> [Records supplied]
####

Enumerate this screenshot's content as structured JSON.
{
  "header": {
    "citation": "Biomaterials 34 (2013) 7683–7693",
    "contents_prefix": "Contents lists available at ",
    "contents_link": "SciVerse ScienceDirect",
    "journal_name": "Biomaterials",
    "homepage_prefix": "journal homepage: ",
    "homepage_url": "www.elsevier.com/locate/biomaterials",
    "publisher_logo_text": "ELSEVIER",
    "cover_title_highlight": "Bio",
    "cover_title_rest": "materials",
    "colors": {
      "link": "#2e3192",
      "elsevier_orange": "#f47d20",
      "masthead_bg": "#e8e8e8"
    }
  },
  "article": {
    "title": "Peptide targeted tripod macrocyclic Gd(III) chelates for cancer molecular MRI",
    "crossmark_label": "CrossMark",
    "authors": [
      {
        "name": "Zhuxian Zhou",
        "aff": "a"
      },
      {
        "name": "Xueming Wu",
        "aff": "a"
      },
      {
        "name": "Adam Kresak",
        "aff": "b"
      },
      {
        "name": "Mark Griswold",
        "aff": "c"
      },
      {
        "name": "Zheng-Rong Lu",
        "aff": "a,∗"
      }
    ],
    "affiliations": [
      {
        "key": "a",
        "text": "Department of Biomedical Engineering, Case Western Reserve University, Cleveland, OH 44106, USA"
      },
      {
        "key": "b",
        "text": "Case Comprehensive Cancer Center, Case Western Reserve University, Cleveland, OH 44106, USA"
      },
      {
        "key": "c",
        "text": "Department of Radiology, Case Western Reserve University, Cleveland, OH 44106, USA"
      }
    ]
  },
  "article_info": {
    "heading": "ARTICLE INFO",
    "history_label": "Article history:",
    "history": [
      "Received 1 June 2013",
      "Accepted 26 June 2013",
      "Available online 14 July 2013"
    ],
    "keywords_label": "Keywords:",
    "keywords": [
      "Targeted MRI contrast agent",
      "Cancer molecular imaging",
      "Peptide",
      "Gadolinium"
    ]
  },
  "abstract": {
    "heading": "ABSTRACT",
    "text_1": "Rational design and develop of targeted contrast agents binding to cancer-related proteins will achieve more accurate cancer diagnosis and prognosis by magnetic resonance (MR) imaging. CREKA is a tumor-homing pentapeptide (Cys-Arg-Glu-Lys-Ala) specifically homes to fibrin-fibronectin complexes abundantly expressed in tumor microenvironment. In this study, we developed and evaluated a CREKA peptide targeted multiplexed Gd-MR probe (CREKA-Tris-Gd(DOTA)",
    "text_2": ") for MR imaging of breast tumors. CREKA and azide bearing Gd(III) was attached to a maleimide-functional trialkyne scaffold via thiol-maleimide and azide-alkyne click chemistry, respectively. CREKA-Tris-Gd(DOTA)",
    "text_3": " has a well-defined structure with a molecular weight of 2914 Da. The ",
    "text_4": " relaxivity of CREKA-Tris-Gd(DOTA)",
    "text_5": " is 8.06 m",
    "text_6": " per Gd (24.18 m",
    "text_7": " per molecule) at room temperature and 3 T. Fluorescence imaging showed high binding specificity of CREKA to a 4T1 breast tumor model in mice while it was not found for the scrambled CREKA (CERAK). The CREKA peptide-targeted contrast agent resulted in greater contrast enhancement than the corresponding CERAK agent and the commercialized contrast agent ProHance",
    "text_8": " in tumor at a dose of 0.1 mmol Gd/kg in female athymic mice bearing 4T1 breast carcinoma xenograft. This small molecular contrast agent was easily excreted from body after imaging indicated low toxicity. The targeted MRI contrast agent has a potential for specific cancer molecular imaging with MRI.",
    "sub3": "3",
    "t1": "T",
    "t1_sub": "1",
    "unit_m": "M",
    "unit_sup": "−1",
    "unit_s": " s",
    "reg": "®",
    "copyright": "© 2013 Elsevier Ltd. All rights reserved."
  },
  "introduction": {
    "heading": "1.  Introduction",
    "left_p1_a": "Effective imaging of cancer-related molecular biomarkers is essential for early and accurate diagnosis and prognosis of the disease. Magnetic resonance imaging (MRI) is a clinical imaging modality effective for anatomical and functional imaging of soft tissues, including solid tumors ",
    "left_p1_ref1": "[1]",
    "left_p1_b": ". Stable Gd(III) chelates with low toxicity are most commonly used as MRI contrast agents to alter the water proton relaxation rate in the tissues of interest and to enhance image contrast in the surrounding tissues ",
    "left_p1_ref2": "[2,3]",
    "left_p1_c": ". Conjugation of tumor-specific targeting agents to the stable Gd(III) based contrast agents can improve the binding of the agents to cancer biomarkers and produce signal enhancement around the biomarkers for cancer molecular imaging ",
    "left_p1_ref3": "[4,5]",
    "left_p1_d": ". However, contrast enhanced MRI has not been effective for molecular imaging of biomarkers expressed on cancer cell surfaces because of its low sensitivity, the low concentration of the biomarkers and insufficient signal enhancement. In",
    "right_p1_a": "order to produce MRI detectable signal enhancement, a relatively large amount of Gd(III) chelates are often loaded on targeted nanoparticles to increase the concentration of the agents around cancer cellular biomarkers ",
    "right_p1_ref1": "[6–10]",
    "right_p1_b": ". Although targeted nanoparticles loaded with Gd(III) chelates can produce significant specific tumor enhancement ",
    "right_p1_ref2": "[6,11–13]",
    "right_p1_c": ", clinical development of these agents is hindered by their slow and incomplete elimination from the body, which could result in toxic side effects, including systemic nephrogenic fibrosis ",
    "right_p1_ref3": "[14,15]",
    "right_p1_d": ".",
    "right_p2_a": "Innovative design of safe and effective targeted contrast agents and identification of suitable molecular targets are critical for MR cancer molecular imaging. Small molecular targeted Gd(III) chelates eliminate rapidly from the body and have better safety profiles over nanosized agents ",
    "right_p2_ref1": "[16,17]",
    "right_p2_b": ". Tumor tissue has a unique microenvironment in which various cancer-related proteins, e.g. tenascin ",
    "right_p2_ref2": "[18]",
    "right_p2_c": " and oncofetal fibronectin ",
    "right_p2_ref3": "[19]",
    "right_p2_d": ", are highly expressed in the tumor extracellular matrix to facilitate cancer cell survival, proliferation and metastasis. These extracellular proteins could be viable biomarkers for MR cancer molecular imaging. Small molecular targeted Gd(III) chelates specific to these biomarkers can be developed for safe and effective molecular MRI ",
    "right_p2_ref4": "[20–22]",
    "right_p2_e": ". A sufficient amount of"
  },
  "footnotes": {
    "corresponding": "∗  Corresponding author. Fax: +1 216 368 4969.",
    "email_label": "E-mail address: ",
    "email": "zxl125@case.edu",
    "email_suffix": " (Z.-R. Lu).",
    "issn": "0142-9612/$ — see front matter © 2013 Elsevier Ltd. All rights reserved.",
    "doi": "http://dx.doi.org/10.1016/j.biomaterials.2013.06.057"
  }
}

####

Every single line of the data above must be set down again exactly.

> [Output below]
Enumerate this screenshot's content as structured JSON.
{
  "header": {
    "citation": "Biomaterials 34 (2013) 7683–7693",
    "contents_prefix": "Contents lists available at ",
    "contents_link": "SciVerse ScienceDirect",
    "journal_name": "Biomaterials",
    "homepage_prefix": "journal homepage: ",
    "homepage_url": "www.elsevier.com/locate/biomaterials",
    "publisher_logo_text": "ELSEVIER",
    "cover_title_highlight": "Bio",
    "cover_title_rest": "materials",
    "colors": {
      "link": "#2e3192",
      "elsevier_orange": "#f47d20",
      "masthead_bg": "#e8e8e8"
    }
  },
  "article": {
    "title": "Peptide targeted tripod macrocyclic Gd(III) chelates for cancer molecular MRI",
    "crossmark_label": "CrossMark",
    "authors": [
      {
        "name": "Zhuxian Zhou",
        "aff": "a"
      },
      {
        "name": "Xueming Wu",
        "aff": "a"
      },
      {
        "name": "Adam Kresak",
        "aff": "b"
      },
      {
        "name": "Mark Griswold",
        "aff": "c"
      },
      {
        "name": "Zheng-Rong Lu",
        "aff": "a,∗"
      }
    ],
    "affiliations": [
      {
        "key": "a",
        "text": "Department of Biomedical Engineering, Case Western Reserve University, Cleveland, OH 44106, USA"
      },
      {
        "key": "b",
        "text": "Case Comprehensive Cancer Center, Case Western Reserve University, Cleveland, OH 44106, USA"
      },
      {
        "key": "c",
        "text": "Department of Radiology, Case Western Reserve University, Cleveland, OH 44106, USA"
      }
    ]
  },
  "article_info": {
    "heading": "ARTICLE INFO",
    "history_label": "Article history:",
    "history": [
      "Received 1 June 2013",
      "Accepted 26 June 2013",
      "Available online 14 July 2013"
    ],
    "keywords_label": "Keywords:",
    "keywords": [
      "Targeted MRI contrast agent",
      "Cancer molecular imaging",
      "Peptide",
      "Gadolinium"
    ]
  },
  "abstract": {
    "heading": "ABSTRACT",
    "text_1": "Rational design and develop of targeted contrast agents binding to cancer-related proteins will achieve more accurate cancer diagnosis and prognosis by magnetic resonance (MR) imaging. CREKA is a tumor-homing pentapeptide (Cys-Arg-Glu-Lys-Ala) specifically homes to fibrin-fibronectin complexes abundantly expressed in tumor microenvironment. In this study, we developed and evaluated a CREKA peptide targeted multiplexed Gd-MR probe (CREKA-Tris-Gd(DOTA)",
    "text_2": ") for MR imaging of breast tumors. CREKA and azide bearing Gd(III) was attached to a maleimide-functional trialkyne scaffold via thiol-maleimide and azide-alkyne click chemistry, respectively. CREKA-Tris-Gd(DOTA)",
    "text_3": " has a well-defined structure with a molecular weight of 2914 Da. The ",
    "text_4": " relaxivity of CREKA-Tris-Gd(DOTA)",
    "text_5": " is 8.06 m",
    "text_6": " per Gd (24.18 m",
    "text_7": " per molecule) at room temperature and 3 T. Fluorescence imaging showed high binding specificity of CREKA to a 4T1 breast tumor model in mice while it was not found for the scrambled CREKA (CERAK). The CREKA peptide-targeted contrast agent resulted in greater contrast enhancement than the corresponding CERAK agent and the commercialized contrast agent ProHance",
    "text_8": " in tumor at a dose of 0.1 mmol Gd/kg in female athymic mice bearing 4T1 breast carcinoma xenograft. This small molecular contrast agent was easily excreted from body after imaging indicated low toxicity. The targeted MRI contrast agent has a potential for specific cancer molecular imaging with MRI.",
    "sub3": "3",
    "t1": "T",
    "t1_sub": "1",
    "unit_m": "M",
    "unit_sup": "−1",
    "unit_s": " s",
    "reg": "®",
    "copyright": "© 2013 Elsevier Ltd. All rights reserved."
  },
  "introduction": {
    "heading": "1.  Introduction",
    "left_p1_a": "Effective imaging of cancer-related molecular biomarkers is essential for early and accurate diagnosis and prognosis of the disease. Magnetic resonance imaging (MRI) is a clinical imaging modality effective for anatomical and functional imaging of soft tissues, including solid tumors ",
    "left_p1_ref1": "[1]",
    "left_p1_b": ". Stable Gd(III) chelates with low toxicity are most commonly used as MRI contrast agents to alter the water proton relaxation rate in the tissues of interest and to enhance image contrast in the surrounding tissues ",
    "left_p1_ref2": "[2,3]",
    "left_p1_c": ". Conjugation of tumor-specific targeting agents to the stable Gd(III) based contrast agents can improve the binding of the agents to cancer biomarkers and produce signal enhancement around the biomarkers for cancer molecular imaging ",
    "left_p1_ref3": "[4,5]",
    "left_p1_d": ". However, contrast enhanced MRI has not been effective for molecular imaging of biomarkers expressed on cancer cell surfaces because of its low sensitivity, the low concentration of the biomarkers and insufficient signal enhancement. In",
    "right_p1_a": "order to produce MRI detectable signal enhancement, a relatively large amount of Gd(III) chelates are often loaded on targeted nanoparticles to increase the concentration of the agents around cancer cellular biomarkers ",
    "right_p1_ref1": "[6–10]",
    "right_p1_b": ". Although targeted nanoparticles loaded with Gd(III) chelates can produce significant specific tumor enhancement ",
    "right_p1_ref2": "[6,11–13]",
    "right_p1_c": ", clinical development of these agents is hindered by their slow and incomplete elimination from the body, which could result in toxic side effects, including systemic nephrogenic fibrosis ",
    "right_p1_ref3": "[14,15]",
    "right_p1_d": ".",
    "right_p2_a": "Innovative design of safe and effective targeted contrast agents and identification of suitable molecular targets are critical for MR cancer molecular imaging. Small molecular targeted Gd(III) chelates eliminate rapidly from the body and have better safety profiles over nanosized agents ",
    "right_p2_ref1": "[16,17]",
    "right_p2_b": ". Tumor tissue has a unique microenvironment in which various cancer-related proteins, e.g. tenascin ",
    "right_p2_ref2": "[18]",
    "right_p2_c": " and oncofetal fibronectin ",
    "right_p2_ref3": "[19]",
    "right_p2_d": ", are highly expressed in the tumor extracellular matrix to facilitate cancer cell survival, proliferation and metastasis. These extracellular proteins could be viable biomarkers for MR cancer molecular imaging. Small molecular targeted Gd(III) chelates specific to these biomarkers can be developed for safe and effective molecular MRI ",
    "right_p2_ref4": "[20–22]",
    "right_p2_e": ". A sufficient amount of"
  },
  "footnotes": {
    "corresponding": "∗  Corresponding author. Fax: +1 216 368 4969.",
    "email_label": "E-mail address: ",
    "email": "zxl125@case.edu",
    "email_suffix": " (Z.-R. Lu).",
    "issn": "0142-9612/$ — see front matter © 2013 Elsevier Ltd. All rights reserved.",
    "doi": "http://dx.doi.org/10.1016/j.biomaterials.2013.06.057"
  }
}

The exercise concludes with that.